Sunday, May 20, 2018

New Zealand Euthanasia Bill Delayed by Mass Replies

Raymond Huo, MP
An unprecedented surge in public submissions has seen a bill legalising voluntary [and non-voluntary] euthanasia in New Zealand pushed back until next year.

SBS News - An unprecedented outpouring of feedback about a bill legalising euthanasia in New Zealand has seen a potential law change delayed.

The parliamentary committee considering the controversial End of Life Change Bill - which would give people with "a terminal illness or a grievous and irremediable medical condition" the option of assisted dying - has received more than 35,000 submissions already.
Should euthanasia or assisted suicide be legal?

The committee looking at the replies has now announced, with public hearings starting on Monday, that it might not report back to parliament until March next year.

"The justice committee intends to hear from all submitters who have asked to be heard," committee chair Raymond Huo said.

"The committee could not have done the submitters justice if we had refused to travel or hear everyone who asked to be heard."

The bill - drafted by the libertarian ACT Party - passed its first reading in parliament by 76 votes to 44 but may face a tougher time in the second, with some politicians and disability advocates raising concerns about whether it's too broad in its criteria.
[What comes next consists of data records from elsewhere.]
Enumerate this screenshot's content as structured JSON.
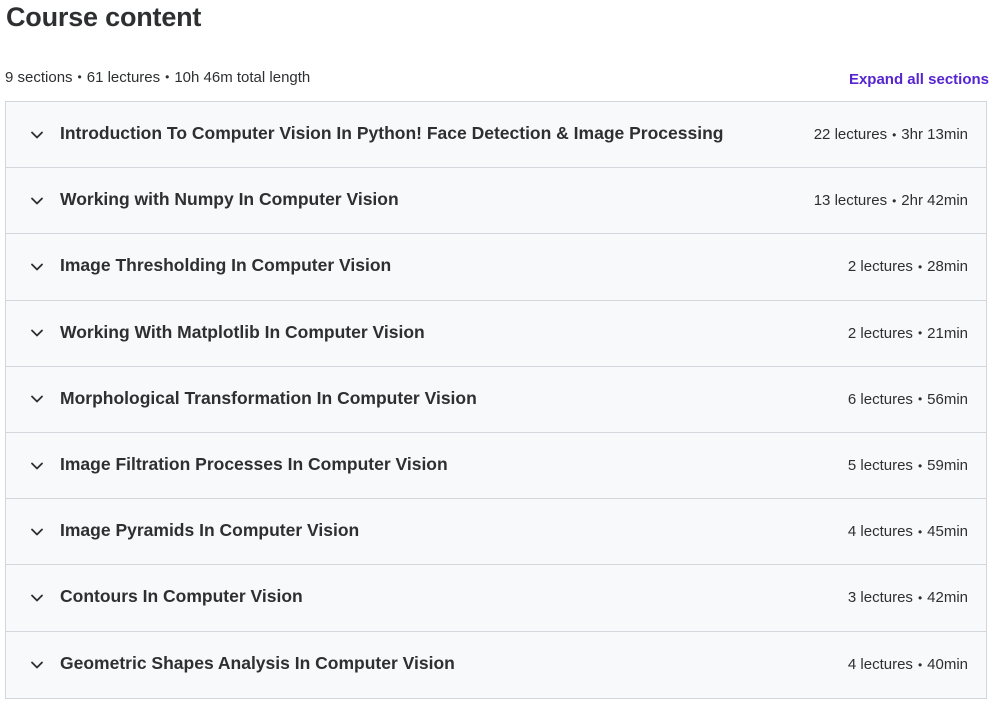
{
  "header": {
    "title": "Course content",
    "sections_count": "9 sections",
    "lectures_count": "61 lectures",
    "total_length": "10h 46m total length",
    "separator": "•",
    "expand_all_label": "Expand all sections"
  },
  "colors": {
    "accent": "#5624d0",
    "text": "#2d2f31",
    "section_bg": "#f7f9fa",
    "border": "#d1d7dc"
  },
  "icons": {
    "section_toggle": "chevron-down-icon"
  },
  "sections": [
    {
      "title": "Introduction To Computer Vision In Python! Face Detection & Image Processing",
      "lectures": "22 lectures",
      "duration": "3hr 13min"
    },
    {
      "title": "Working with Numpy In Computer Vision",
      "lectures": "13 lectures",
      "duration": "2hr 42min"
    },
    {
      "title": "Image Thresholding In Computer Vision",
      "lectures": "2 lectures",
      "duration": "28min"
    },
    {
      "title": "Working With Matplotlib In Computer Vision",
      "lectures": "2 lectures",
      "duration": "21min"
    },
    {
      "title": "Morphological Transformation In Computer Vision",
      "lectures": "6 lectures",
      "duration": "56min"
    },
    {
      "title": "Image Filtration Processes In Computer Vision",
      "lectures": "5 lectures",
      "duration": "59min"
    },
    {
      "title": "Image Pyramids In Computer Vision",
      "lectures": "4 lectures",
      "duration": "45min"
    },
    {
      "title": "Contours In Computer Vision",
      "lectures": "3 lectures",
      "duration": "42min"
    },
    {
      "title": "Geometric Shapes Analysis In Computer Vision",
      "lectures": "4 lectures",
      "duration": "40min"
    }
  ]
}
The proposed law has prompted heated arguments from both sides and the committee also been asked to consider the possibility of a binding referendum on the issue.

A Joint Select Committee in West Australia is currently deciding whether the state should follow in the footsteps of Victoria, which introduced voluntary [and non-voluntary] euthanasia legislation in November.